What is the public bench in the digital space? Does it actually exist? Can it exist and whats the norms that surround it?
I for one believe in public spaces and will continue to create those very important public benches.
Its a great idea and to be honest I wondered for almost decade why it had not happened already. The disused bridge was growing wild for a long time but was far enough away from the train and tram bridge to cause no problems. Even getting on to the bridge was pretty simple except the artificial barrier blocking the way.
For many years I have written about the problems at Islington Wharf. Part of the reason for writing about these flats is to force some change in my way, while others try other things. A lot of people don’t like its all out there for all to read but franklyits been out there for over a decade. The most important thing is to get the latent defects fixed to the comfort of all the people like myself who bought or are renting. Its been way too long!
Waterside places came to the Islington Wharf committee with a proposal after the last one with Laing O’Rourke which was awful didn’t pass. It took some time but after the meeting in April, we were all ecstatic. The next day a email was to everybody
In short all the work which was planned with Laing O’Rourke would go ahead but with Morgan Sindall Construction. They will not use the garden as their workers yard instead use part of the old central retail park and phase 4 space, which is next door. They will do all the latent defect work in 18months instead of 2 years and the best part is they are going to replace all the glass, not stick a film to the outside. The cost of this all to the residents? Zero! Yes no cost. Lets be frank Islington Wharf has a ton of glass, so this is no cheap operation but was always needed. It would likely be easier if done years ago because now phase 2 & 3 makes access much more tricky.
Now you can see why we were ecstatic! This is a massive win and I find myself very fortune I am in the position where this is a option when so many flat owners are having to pay to replace their cladding.
The next part is to get agreement from all the flat owners they will allow access. As you can imagine with support from the committee and mailshots, emails, fb, etc. We have pretty much everybody in agreement.

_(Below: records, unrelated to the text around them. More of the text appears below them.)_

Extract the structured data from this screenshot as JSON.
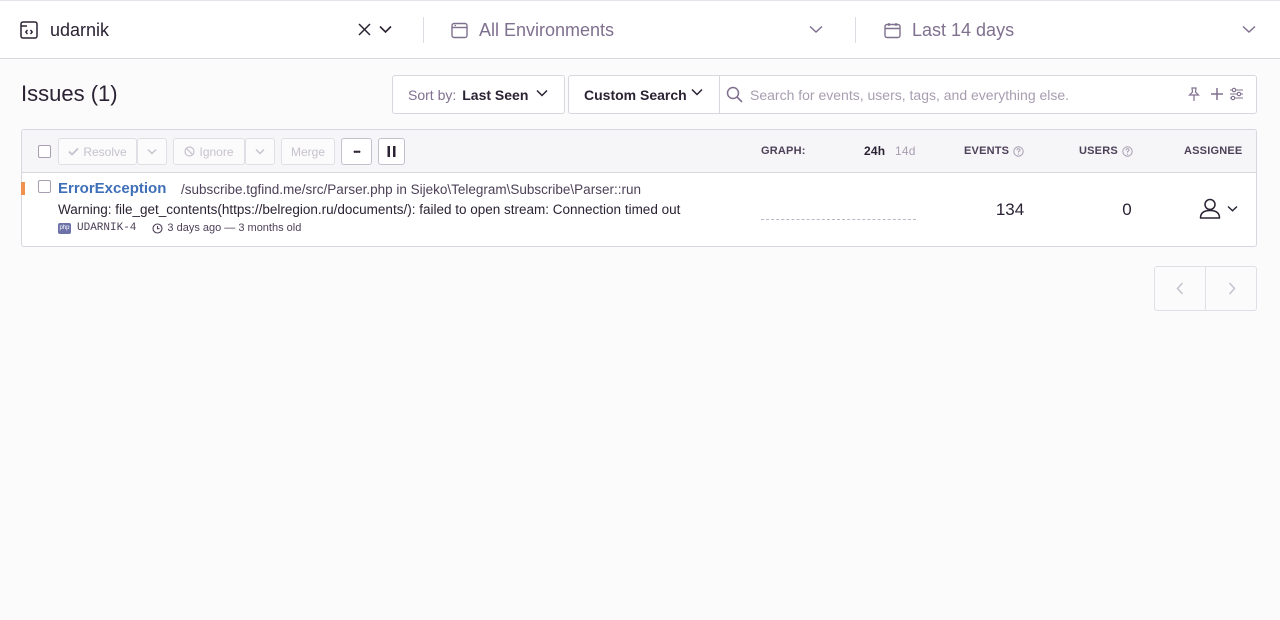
{
  "filters": {
    "project": {
      "name": "udarnik",
      "icon": "project-icon"
    },
    "environment": {
      "label": "All Environments",
      "icon": "environment-icon"
    },
    "date_range": {
      "label": "Last 14 days",
      "icon": "calendar-icon"
    }
  },
  "header": {
    "title": "Issues",
    "count": "(1)",
    "sort": {
      "prefix": "Sort by:",
      "value": "Last Seen"
    },
    "custom_search": "Custom Search",
    "search": {
      "placeholder": "Search for events, users, tags, and everything else.",
      "value": ""
    }
  },
  "toolbar": {
    "resolve": "Resolve",
    "ignore": "Ignore",
    "merge": "Merge",
    "more": "•••"
  },
  "columns": {
    "graph": "GRAPH:",
    "range_24h": "24h",
    "range_14d": "14d",
    "events": "EVENTS",
    "users": "USERS",
    "assignee": "ASSIGNEE"
  },
  "issues": [
    {
      "title": "ErrorException",
      "culprit": "/subscribe.tgfind.me/src/Parser.php in Sijeko\\Telegram\\Subscribe\\Parser::run",
      "message": "Warning: file_get_contents(https://belregion.ru/documents/): failed to open stream: Connection timed out",
      "platform": "php",
      "short_id": "UDARNIK-4",
      "time": "3 days ago — 3 months old",
      "events": "134",
      "users": "0",
      "level_color": "#f0924e"
    }
  ],
  "colors": {
    "accent_link": "#3e6fb7",
    "level_bar": "#f0924e",
    "text_primary": "#2b2233",
    "text_muted": "#80708f"
  }
}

Although some haven’t replied back, likely forcing Waterside places to consider legal action to gain access.
This is most likely the last summer of heat (hopefully), which would be great as I’m experiencing 28c heat while working at home and its 24c outside.
Once things get going, I’ll start updating the older blogs as I do get the occasional press attention, which was the point of writing.
I was prompted to wrote this blog just after being interviewed by the Times journalist Emanuele. I had meant to write it for a long while but being interviewed pushed me to do, mainly to set the record straight and give a fair update of where we are now. I see the article went live in the Sunday Times thanks to a friend’s mum.
It's #NotJustCladding that affects millions of new build home owners across the country, it's excessive heat and the consequences that stem from decades of shoddy & cheap building work.
A mix with pace and some great old and new tunes. Its short and sweet but packs a punch. Recorded as the UK opens up after its third lockdown. The cases have dropped and the vaccination is going strong. You can get a real sense of the joy in peoples faces and living in the city is once again a great place to be, no matter what Anne Clark says.
I knew Snow was coming so I setup my Pixel2 to best capture the snowfall on Saturday 2nd Jan 2021. It was good but I didn’t position the camera behind my black out blinds and so you get a slight reflection and later in the video the light of living room in the sky (I obviously removed this part as it looked weird). I also need to sort out the autofocus next time.
Still a nice timelapse of the clouds rolling in then the snow for a short while.